Whether you’ve been diagnosed with diabetes or you’re simply interested in ensuring your blood sugar levels remain within the healthy range, it’s important to be fully aware of the various factors that can cause your readings to spike unexpectedly. Avoiding sweets, chocolates and other foods that are high on the glycemic index are the most obvious steps to take, but you may be behaving in ways that have the capacity to affect your blood sugar without your realizing it.
Switching from regular to diet or lite versions of popular drinks can dramatically reduce the amount of sugar you consume, but some studies have suggested that the artificial sweeteners used to replace sugar in such beverages can still lead to blood sugar spikes. One Israeli research project found that mice given artificial sweeteners actually ended up with higher blood sugar levels than a control group of mice who drank only plain water and was believed to be related to the way such sweeteners interact with bacteria in the gut.
Follow-up studies on human subjects found that long-term use of artificial sweeteners was also linked to higher blood sugar levels. If you want to ensure any potential issues are kept to a minimum, check your sugar levels an hour or two after the next time you have a drink with artificial sweeteners so that you can see how your body responds. Regardless of the outcome, don’t treat sugarless drinks as a free pass; consume them only in moderation.

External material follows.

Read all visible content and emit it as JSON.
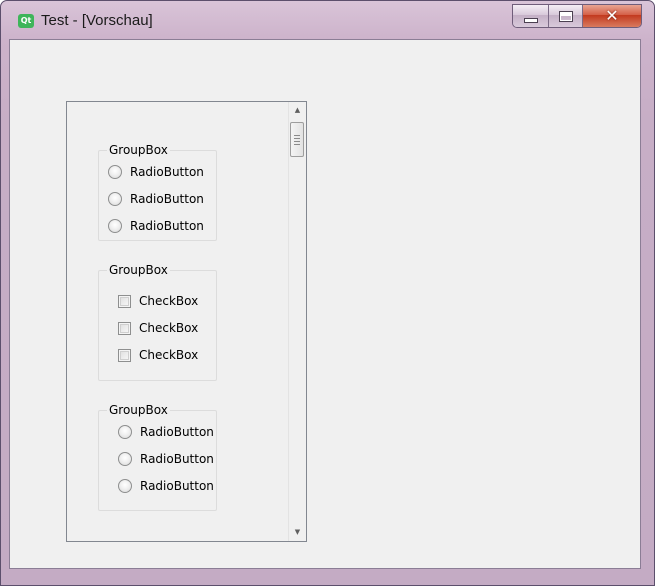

A number of studies suggest that, contrary to what you might expect, skipping breakfast can actually lead to higher blood sugar levels later in the day. Research suggests that eating an early meal, especially one that has high levels of protein and healthy fats, will stabilize blood sugar levels.
One small study by researchers at Tel Aviv University found that patients with type 2 diabetes who skipped breakfast had higher-than-usual spikes in blood sugar after they ate lunch and dinner. Previous research has found that missing breakfast each day raises your risk of gaining weight and developing diabetes.
When a group of healthy adults were asked to sleep for just four hours each night for six nights in a row, their tolerance for glucose – a key factor in the development of diabetes – was reduced by an average of 40 percent. Additionally, when these same subjects were fed a breakfast that was high in carbohydrate, their bodies were unable to process the glucose as efficiently as it had done when they were well rested.
Lack of sleep is linked to an increase in levels of stress within the body, and it is believed to be this which causes blood sugar levels to rise. If you have diabetes or you are at risk of developing the condition, making sure you get the right amount of sleep each night, and that your sleep is of the highest possible quality, may help you to keep your blood sugars more stable.